EXERCISE: State how many lines of the material below contain the word "Drawing". Add nothing else.

INFORMATION SHOWN:
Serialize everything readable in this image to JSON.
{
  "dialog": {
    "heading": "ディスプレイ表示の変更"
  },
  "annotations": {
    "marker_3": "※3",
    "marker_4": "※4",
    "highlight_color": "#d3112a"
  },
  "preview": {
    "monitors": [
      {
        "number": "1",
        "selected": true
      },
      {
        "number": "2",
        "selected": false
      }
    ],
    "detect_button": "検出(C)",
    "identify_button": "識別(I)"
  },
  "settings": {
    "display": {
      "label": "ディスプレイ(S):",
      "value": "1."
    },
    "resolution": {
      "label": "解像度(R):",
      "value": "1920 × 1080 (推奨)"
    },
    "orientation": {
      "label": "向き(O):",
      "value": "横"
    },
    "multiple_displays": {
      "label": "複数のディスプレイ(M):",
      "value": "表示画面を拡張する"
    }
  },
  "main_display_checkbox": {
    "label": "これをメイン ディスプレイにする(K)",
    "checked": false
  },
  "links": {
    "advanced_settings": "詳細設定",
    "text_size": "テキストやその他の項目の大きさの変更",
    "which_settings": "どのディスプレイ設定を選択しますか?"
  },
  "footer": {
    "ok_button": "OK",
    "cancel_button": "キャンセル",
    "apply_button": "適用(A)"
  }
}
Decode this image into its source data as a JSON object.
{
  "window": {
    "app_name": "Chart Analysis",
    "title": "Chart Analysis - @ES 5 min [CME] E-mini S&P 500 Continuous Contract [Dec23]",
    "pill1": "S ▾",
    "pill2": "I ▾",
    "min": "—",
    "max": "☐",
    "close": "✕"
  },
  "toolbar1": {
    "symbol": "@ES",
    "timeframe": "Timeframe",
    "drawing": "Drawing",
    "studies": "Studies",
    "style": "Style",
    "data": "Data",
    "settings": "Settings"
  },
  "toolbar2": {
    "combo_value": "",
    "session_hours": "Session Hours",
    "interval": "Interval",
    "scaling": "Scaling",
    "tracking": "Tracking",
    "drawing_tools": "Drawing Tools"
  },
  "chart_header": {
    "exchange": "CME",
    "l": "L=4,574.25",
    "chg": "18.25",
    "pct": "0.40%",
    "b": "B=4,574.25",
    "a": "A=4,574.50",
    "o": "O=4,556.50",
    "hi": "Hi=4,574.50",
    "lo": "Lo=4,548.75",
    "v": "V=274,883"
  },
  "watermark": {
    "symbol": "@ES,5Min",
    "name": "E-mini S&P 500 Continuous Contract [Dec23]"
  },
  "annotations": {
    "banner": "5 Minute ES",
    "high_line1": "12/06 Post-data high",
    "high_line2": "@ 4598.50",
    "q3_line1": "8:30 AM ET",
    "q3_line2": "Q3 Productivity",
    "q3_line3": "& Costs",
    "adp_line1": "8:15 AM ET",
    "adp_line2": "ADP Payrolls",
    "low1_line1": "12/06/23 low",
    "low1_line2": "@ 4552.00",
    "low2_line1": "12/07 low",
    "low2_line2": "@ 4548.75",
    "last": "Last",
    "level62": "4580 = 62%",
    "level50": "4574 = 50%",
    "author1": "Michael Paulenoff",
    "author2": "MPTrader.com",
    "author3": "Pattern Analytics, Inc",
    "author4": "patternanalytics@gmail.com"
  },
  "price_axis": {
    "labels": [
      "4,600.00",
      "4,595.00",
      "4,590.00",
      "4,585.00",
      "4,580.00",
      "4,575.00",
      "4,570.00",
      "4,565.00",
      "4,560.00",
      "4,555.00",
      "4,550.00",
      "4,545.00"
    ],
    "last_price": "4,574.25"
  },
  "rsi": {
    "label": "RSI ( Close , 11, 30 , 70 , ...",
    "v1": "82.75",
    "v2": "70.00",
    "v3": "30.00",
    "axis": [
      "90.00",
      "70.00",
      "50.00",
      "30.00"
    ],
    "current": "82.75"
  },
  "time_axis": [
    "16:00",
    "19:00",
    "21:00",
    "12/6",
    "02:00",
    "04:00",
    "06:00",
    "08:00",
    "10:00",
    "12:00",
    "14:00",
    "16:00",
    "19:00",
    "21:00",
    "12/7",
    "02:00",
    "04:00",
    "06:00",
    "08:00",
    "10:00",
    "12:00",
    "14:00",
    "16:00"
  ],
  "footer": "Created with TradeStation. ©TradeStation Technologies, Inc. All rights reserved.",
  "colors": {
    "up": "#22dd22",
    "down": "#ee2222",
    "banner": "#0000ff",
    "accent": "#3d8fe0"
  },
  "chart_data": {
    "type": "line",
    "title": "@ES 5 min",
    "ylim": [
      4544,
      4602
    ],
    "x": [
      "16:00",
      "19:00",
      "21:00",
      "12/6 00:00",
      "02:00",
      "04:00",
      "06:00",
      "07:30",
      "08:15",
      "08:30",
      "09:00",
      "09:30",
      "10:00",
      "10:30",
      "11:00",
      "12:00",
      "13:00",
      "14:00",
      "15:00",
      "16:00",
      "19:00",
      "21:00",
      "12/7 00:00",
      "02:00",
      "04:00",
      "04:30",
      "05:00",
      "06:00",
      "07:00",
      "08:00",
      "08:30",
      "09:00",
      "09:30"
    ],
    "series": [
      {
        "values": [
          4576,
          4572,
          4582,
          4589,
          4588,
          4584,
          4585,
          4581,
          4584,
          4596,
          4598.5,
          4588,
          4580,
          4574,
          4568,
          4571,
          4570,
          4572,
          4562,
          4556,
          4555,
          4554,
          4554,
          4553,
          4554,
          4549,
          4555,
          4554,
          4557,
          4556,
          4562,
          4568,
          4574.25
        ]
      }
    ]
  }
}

SOLUTION TO THIS EXERCISE: 2